Many businesses would rather employ migrant workers than take on an apprentice because of the poor "employability" of prospective trainees leaving school, according to a new report.
Research by the Institute of the Motor Industry (IMI) found that firms believe they will struggle to recruit quality apprentices in the coming years.
Education cuts and poor careers advice were said to be to blame, with firms believing the situation will get worse now that the school-leaving age has risen to 18.
IMI chief executive Steve Nash said: "With funding for education set to be squeezed, employers and training providers in the motor industry are voicing fears that they will lose out in the race for the best learners. Schools will seek to keep as many 'paying' students in sixth form as possible.
"They need only to ration information about alternatives and the already small talent pool available to fill apprenticeship vacancies will be drained."
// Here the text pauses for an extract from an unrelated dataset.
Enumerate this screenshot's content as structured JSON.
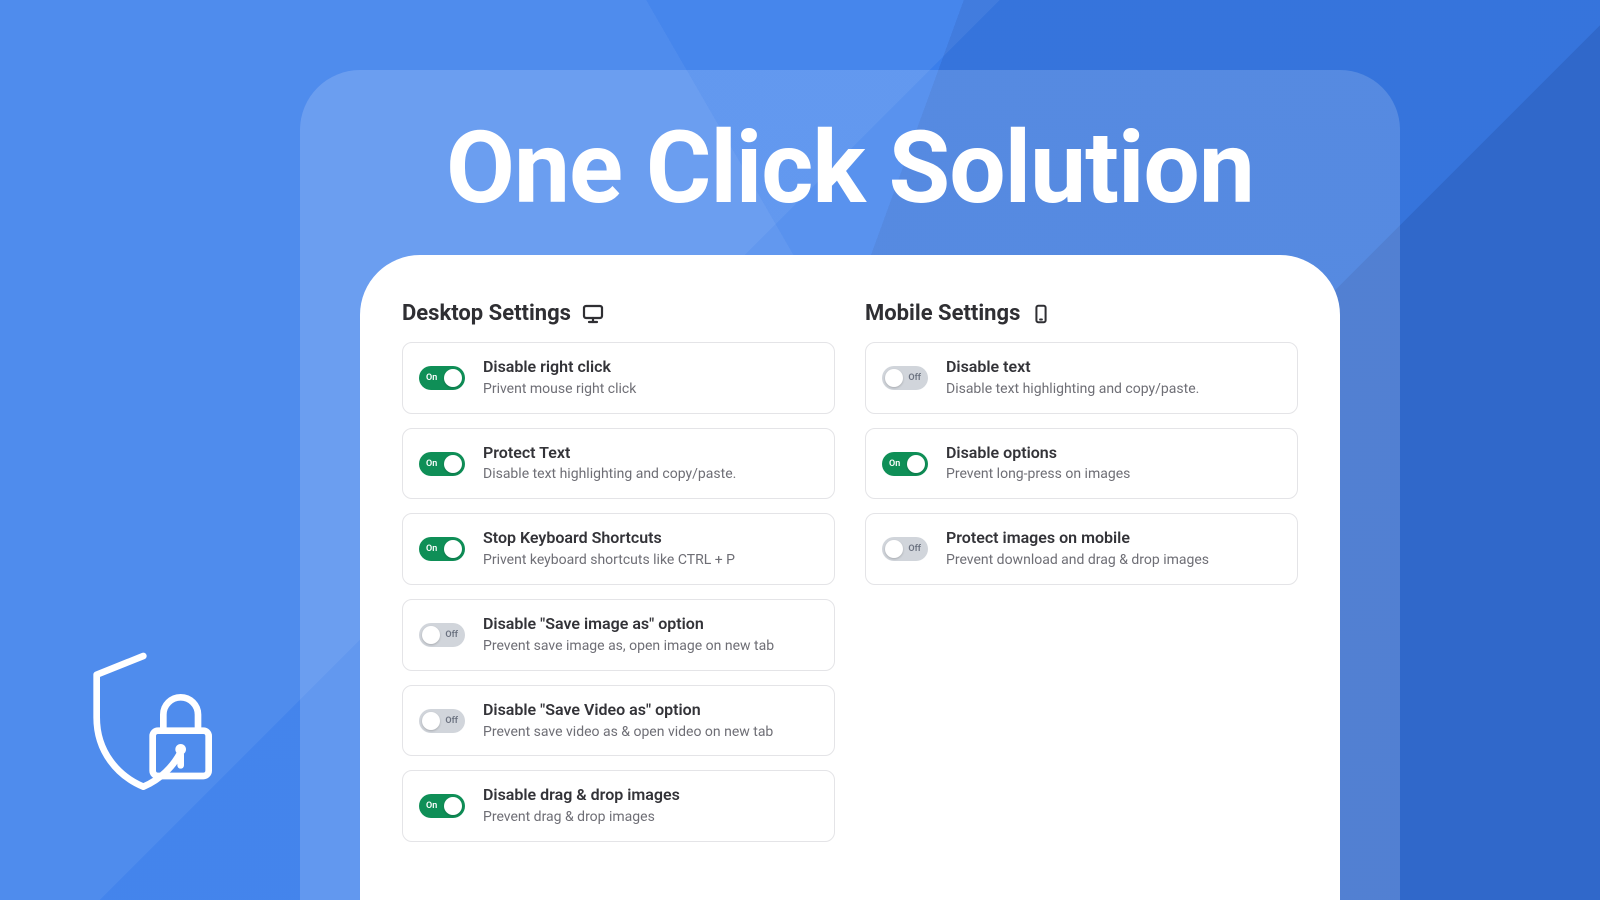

Most of 75 training centres contacted by the IMI said the employability of prospective trainees from schools was poor, with many saying they would rather employ migrant workers.